Our primary aim for multiplayer Darwinia,” says lead designer Chris Delay, “was to satisfy Microsoft’s requirements enough to get Darwinia onto their service and gamer dollars into our accounts.” Wait, what? Chris is alarmingly honest about the game Multiwinia nearly became: they only started work on it because they wanted to get their superb action-strategy game Darwinia onto Xbox Live Arcade, and Microsoft dictate that all Live Arcade games must have a multiplayer component.
“There had been no one single moment when we’d consciously decided to ‘sell out’, and yet here we found ourselves, knowingly producing one turd game to pay the bills...” Don’t worry: the game Chris is talking about isn’t the Multiwinia you see here. Introversion aborted their cash-in botch job and started again: Multiwinia had to be a completely new game. It was a huge amount of work for such a small company to scrap, and an even larger amount of work to take on, and all at a time when the company had been expecting a nice big payout from releasing their first console game. Now that we’ve played Multiwinia, we’re extremely glad they did it. It’s very much a new game: you control your little stick-men directly this time, instead of the disposable squads of Darwinia. That’s essential, because each of Multiwinia’s six game modes requires you to rapidly split your forces between several different objectives.
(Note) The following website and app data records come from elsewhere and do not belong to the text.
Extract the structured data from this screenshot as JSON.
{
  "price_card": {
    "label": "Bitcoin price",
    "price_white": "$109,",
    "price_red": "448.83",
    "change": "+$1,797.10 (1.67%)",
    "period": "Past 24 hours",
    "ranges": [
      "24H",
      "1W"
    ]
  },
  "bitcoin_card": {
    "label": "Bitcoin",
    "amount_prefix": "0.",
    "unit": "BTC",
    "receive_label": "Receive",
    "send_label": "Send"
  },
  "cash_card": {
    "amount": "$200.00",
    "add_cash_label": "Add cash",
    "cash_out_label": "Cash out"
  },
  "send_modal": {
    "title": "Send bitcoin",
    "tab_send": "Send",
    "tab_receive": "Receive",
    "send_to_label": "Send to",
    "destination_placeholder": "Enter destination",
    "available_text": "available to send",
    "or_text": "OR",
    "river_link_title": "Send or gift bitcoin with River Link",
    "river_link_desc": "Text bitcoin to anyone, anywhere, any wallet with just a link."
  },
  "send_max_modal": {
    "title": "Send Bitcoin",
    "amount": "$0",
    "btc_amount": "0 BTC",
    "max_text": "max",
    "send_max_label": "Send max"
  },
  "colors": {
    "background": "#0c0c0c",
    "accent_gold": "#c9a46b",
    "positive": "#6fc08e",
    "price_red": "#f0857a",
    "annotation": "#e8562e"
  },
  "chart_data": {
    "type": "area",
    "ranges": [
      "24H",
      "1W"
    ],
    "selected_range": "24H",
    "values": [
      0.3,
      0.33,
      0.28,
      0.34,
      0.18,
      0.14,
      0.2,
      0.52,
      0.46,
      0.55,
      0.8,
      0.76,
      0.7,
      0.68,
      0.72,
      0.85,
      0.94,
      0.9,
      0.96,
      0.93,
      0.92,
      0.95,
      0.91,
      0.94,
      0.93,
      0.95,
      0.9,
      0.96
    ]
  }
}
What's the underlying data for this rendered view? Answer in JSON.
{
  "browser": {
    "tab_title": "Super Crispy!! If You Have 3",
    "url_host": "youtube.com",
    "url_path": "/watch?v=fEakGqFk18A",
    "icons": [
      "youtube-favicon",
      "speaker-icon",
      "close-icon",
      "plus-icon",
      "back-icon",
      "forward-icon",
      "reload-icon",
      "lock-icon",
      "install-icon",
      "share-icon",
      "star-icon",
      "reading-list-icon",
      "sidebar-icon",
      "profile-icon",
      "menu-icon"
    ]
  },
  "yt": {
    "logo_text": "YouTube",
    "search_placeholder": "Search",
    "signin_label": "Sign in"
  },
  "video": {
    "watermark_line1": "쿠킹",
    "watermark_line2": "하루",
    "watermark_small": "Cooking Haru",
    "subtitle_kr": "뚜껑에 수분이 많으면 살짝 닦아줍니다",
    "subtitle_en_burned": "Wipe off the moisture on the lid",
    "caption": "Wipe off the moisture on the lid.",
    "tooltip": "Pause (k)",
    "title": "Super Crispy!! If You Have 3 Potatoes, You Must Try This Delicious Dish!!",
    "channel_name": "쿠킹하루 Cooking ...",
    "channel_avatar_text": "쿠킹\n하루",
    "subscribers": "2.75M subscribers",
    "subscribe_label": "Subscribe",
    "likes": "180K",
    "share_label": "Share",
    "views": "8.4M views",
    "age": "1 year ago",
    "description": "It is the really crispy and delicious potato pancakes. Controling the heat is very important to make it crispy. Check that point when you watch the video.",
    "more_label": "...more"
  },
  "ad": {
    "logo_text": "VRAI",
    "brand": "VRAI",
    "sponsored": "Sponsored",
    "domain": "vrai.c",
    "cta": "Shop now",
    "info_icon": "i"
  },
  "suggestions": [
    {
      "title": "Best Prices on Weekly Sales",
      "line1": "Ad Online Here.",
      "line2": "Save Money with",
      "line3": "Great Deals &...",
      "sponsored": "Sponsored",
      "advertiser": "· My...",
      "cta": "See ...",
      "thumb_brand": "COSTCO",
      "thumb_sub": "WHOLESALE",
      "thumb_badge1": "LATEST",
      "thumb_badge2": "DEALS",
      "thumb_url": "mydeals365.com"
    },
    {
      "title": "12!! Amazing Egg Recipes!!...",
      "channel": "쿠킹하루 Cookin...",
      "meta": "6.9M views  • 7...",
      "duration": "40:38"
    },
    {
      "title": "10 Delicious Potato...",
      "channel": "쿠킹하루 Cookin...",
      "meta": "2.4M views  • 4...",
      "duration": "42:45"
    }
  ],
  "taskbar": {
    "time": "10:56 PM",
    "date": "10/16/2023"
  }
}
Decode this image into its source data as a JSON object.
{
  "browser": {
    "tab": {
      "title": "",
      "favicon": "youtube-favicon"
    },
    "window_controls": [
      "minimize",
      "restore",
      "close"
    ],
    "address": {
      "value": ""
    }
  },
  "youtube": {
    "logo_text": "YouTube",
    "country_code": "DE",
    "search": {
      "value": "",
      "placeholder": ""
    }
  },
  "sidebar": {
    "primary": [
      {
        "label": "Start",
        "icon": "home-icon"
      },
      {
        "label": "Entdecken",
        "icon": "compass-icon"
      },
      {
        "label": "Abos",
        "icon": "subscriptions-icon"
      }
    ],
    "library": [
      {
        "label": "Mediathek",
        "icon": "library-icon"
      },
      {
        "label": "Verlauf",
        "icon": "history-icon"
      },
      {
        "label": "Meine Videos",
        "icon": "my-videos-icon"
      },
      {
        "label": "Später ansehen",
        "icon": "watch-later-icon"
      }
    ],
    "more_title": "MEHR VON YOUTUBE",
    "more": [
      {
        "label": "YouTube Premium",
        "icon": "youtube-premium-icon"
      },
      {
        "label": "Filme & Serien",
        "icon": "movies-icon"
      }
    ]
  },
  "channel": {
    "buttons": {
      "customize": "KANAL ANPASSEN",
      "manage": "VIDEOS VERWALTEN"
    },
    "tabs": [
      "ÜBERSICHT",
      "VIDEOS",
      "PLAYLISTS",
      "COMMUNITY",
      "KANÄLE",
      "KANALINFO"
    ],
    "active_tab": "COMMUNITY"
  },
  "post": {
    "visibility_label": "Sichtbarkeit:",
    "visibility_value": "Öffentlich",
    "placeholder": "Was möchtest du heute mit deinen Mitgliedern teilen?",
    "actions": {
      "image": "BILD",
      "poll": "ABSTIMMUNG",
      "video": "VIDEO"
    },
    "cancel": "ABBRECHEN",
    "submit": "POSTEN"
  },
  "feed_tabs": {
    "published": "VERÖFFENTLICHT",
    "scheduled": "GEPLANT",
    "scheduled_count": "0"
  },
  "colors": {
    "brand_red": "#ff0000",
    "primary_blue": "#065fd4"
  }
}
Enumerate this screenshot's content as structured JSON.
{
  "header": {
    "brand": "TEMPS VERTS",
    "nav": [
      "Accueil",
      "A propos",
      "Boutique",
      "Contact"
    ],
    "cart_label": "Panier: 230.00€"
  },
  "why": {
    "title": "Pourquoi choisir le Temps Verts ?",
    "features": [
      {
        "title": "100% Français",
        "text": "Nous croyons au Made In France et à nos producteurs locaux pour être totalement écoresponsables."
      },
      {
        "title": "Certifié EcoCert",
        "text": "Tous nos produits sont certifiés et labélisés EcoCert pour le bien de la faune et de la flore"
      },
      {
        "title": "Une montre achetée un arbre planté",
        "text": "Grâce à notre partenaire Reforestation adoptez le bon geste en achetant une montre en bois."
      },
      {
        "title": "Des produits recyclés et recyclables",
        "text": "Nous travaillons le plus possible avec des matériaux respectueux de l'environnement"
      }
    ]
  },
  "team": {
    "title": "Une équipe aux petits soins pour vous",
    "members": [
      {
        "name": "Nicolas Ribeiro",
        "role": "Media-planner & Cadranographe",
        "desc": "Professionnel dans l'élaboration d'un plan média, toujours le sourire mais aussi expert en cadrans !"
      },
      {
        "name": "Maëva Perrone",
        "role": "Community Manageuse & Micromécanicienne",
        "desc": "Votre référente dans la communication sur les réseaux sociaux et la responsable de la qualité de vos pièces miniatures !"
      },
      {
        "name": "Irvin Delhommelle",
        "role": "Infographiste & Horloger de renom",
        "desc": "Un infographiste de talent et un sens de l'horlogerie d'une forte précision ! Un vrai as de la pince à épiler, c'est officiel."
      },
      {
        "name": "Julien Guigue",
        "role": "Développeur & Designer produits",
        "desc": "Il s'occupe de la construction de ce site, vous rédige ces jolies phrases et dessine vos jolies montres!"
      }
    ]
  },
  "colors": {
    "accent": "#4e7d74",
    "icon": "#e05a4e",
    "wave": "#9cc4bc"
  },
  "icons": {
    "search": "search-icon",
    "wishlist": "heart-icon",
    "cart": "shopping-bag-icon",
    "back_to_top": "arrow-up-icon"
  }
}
The modes themselves are diverse, but all unfold within a tight (but adjustable) time limit. If you’re eliminated before the time is up, the game still lets you wreak havoc on the surviving players by giving you the occasional power from beyond the grave. With no objective of your own, you can concentrate solely on griefing whoever bumped you out of the game: it’s called Retribution mode. Capture the Statue is our current favourite mode: lifting up huge monuments from wherever they spawn on the map, and trundling back to your base with them before the enemy catch up with you. Assault mode is more complex: one player starts with his Multiwinians in a heavily fortified... fortification, with gun turrets under his control, and the other has to try and take it over. In Rocket Riot, meanwhile, each player is trying to launch his own space shuttle first by taking over solar panels to power it – or destroying everyone else’s.
All the modes we’ve played have what we call the Introversion “Aargh!” factor: they ask you to make maddeningly hard decisions with frightening risks very quickly. Can you afford to split some guys off to go and capture that Spawn point, or do you need them all to secure the statue they’re heading for? Should you hole up and defend the control zones you’ve got, even though the scoreboard predicts the Yellows will win at this rate? Around the time Darwinia came out, slightly tipsy Introversion director Mark Morris confided to us that “We want to be a company who, if you see our logo on a game box in a shop, you can just buy it on the spot and know it’ll be great.” They came close to losing that with Multiwinia, but we’re happy to say it looks set to hold true for some years to come.
Aug 15, 2008